On the other hand, factors that influence a women’s ability to fertilize can be the following:
Cervical Factor: There could be functional or anatomic alterations, which can interfere the way the sperm follows, from the vagina until on of the fallopian tubes.
Uterine Factor: Like malformations, or benign tumors.
Other Factors can be alterations to the tubes, or the space of the ovaric tube, like for instance, infections or inflammations of the tubes, also an endocrine factor, like a Polycystic Ovary is possible.
Like for men, factors related to a female’s life style like stress, her diet, and the consumption of certain drugs or alcohol can alter her hormonal balance.
It is very important to know, that in both cases, for men and women, psychological and emotional factors play an important role in their capacity to fertilize.
The election of one or another technique depends on the factor that causes infertility.
This is stimulation to the ovary, which tries to achieve the correct ovulation.
Artificial Insemination (AI)
AI is a procedure in which the healthcare provider inserts a man’s sperm directly into a woman’s reproductive tract. The most common AI procedure is intrauterine insemination, a procedure in which the healthcare provider inserts sperm directly into the uterus near the time of ovulation.
In Vitro Fertilization (IVF)
Test-tube baby is a common term for in-vitro fertilization and embryo transfer (VIF-ET). The complicated process is used for the following problems: women can’t produce eggs or eggs cannot pass from the salpingo to the uterus; when low or defective sperm can’t fertilize eggs inside the womb.
In an article found in the website of the Reproductive Medicine and Fertility Center of Orlando-Florida, the author divides the VIF process in the following four steps:
- Retrieval of the mature egg.Fertility drugs (hMG, Follistim, Gonal-F, or Humagon) are used to ripen more than one egg. This process is called controlled ovarian hyperstimulation. Eggs are recovered by transvaginal ultrasound directed aspiration of the follicles. Intravenous sedation is used. Because timing of the egg collection is critical, ultrasound monitoring and hormone tests are done before egg retrieval.
- Sperm collection, fertilization, and embryo development. A semen specimen is obtained and prepared at the appropriate time in relationship to the egg recovery. Meanwhile, the eggs are placed in culture medium to incubate and mature until timing is optimal for fertilization by the sperm. The resulting zygote is called a pre-embryo. In nature as well as in the laboratory, fertilization may not occur, nor does development always continue once the egg is penetrated by sperm.
- Transfer of the developing embryo(s) into the uterus. On the third or fifth day after egg recovery, the embryo(s) are transferred into a small tube through the cervix into the uterus. This process is technically much simpler than the egg retrieval in that it does not require anesthesia and is like a regular pelvic exam.
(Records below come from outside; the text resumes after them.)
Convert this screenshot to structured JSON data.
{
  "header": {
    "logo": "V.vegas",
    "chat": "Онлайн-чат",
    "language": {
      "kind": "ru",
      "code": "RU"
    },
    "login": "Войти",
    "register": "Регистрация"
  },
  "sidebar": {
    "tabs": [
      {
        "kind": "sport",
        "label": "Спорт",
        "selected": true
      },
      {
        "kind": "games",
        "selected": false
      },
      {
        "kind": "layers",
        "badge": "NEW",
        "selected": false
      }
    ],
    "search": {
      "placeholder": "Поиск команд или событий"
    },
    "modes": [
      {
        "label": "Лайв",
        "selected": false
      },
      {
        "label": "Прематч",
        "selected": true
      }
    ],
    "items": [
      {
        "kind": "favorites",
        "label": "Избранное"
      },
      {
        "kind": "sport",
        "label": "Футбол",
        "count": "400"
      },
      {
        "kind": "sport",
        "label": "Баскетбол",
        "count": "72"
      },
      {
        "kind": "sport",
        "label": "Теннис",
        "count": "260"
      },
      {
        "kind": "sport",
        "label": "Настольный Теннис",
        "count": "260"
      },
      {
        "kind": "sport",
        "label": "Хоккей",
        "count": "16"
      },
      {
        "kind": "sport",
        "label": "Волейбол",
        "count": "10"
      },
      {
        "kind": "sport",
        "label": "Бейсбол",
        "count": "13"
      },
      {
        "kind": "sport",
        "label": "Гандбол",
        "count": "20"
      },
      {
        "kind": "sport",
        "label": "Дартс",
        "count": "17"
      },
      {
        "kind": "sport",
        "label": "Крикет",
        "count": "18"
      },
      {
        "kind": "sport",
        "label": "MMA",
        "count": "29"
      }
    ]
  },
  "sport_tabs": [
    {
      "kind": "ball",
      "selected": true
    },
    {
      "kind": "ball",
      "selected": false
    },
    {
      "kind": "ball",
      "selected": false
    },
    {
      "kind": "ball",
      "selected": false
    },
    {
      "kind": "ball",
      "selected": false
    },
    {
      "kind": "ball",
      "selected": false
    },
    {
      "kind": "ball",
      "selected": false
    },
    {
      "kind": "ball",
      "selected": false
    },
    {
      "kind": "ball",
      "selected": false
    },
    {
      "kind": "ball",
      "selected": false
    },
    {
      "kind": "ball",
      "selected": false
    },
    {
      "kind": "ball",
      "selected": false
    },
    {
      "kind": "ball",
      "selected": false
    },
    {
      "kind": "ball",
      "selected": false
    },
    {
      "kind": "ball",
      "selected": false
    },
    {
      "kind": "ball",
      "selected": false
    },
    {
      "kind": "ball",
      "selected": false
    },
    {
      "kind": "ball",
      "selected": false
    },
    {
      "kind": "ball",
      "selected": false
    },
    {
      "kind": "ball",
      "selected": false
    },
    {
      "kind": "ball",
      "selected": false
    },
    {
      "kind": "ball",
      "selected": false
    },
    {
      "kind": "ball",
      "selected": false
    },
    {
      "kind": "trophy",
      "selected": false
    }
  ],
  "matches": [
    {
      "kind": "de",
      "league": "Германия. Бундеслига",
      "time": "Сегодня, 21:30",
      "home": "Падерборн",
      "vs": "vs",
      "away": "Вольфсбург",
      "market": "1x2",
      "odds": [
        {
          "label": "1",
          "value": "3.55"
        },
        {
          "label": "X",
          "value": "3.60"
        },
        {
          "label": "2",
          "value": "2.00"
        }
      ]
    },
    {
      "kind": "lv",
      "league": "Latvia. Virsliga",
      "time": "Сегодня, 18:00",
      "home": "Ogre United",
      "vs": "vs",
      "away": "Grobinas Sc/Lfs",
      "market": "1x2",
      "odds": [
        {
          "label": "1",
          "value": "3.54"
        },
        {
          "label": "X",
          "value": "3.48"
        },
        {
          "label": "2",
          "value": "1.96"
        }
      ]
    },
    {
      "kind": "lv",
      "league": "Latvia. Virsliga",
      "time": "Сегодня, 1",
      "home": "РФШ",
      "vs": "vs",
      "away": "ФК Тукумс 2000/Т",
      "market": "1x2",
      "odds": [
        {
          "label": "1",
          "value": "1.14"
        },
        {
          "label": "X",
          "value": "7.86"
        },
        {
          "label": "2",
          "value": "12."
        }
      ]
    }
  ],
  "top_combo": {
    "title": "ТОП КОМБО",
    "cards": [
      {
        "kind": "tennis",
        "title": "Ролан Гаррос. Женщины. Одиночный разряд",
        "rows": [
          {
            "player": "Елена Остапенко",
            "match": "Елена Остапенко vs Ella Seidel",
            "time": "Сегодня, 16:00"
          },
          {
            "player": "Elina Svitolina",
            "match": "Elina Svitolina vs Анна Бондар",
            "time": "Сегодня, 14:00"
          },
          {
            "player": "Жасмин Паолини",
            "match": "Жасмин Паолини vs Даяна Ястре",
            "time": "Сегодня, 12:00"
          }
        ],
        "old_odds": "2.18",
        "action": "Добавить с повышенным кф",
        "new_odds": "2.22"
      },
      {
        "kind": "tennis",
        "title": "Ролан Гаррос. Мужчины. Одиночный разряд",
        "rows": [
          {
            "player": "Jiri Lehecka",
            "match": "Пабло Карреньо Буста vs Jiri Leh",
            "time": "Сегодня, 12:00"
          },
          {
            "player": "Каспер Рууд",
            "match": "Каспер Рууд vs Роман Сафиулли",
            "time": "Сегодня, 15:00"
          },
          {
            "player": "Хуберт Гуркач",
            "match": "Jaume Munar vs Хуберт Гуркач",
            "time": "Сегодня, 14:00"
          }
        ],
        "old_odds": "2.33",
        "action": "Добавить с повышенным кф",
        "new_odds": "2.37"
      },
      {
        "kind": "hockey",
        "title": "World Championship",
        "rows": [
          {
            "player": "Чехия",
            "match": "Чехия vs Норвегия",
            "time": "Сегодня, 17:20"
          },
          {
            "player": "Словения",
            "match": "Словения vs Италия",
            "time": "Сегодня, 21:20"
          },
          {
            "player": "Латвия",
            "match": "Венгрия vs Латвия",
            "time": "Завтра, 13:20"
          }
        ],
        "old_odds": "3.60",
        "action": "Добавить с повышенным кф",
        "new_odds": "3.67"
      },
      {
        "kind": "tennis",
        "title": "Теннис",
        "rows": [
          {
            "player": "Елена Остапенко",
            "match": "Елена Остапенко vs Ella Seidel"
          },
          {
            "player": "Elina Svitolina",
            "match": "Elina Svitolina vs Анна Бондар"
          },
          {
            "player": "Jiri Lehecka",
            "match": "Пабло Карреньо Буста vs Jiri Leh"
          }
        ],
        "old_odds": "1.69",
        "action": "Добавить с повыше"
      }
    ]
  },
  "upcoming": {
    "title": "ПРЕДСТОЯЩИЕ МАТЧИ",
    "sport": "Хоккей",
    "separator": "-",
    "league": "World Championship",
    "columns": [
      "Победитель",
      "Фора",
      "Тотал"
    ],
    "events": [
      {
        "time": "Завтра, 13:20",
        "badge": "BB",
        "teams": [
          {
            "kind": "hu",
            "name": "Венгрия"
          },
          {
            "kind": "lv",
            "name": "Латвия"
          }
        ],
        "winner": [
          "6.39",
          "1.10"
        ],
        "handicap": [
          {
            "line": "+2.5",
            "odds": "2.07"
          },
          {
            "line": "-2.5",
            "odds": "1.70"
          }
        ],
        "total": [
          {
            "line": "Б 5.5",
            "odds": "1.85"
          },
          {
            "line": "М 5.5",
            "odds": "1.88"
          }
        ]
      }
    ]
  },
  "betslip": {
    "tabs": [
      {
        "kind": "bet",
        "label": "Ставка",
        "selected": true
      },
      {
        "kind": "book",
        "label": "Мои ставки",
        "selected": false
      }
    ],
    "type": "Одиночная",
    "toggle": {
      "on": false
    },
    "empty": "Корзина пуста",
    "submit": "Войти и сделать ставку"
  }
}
- Implantation and growth of the embryo(s). After fertilization and transfer, further development and implantation of the embryo(s) in the uterine lining is governed by hormones, receptors on the uterine lining, and other unknown factors. Blood tests will be taken to detect pregnancy. Additional hormones are given to support the early pregnancy.
- Article in www.ondasalud.com
- Article in www.refundivf.com
- Intergramed America Inc. – The Fertility Company www.intergrammed.com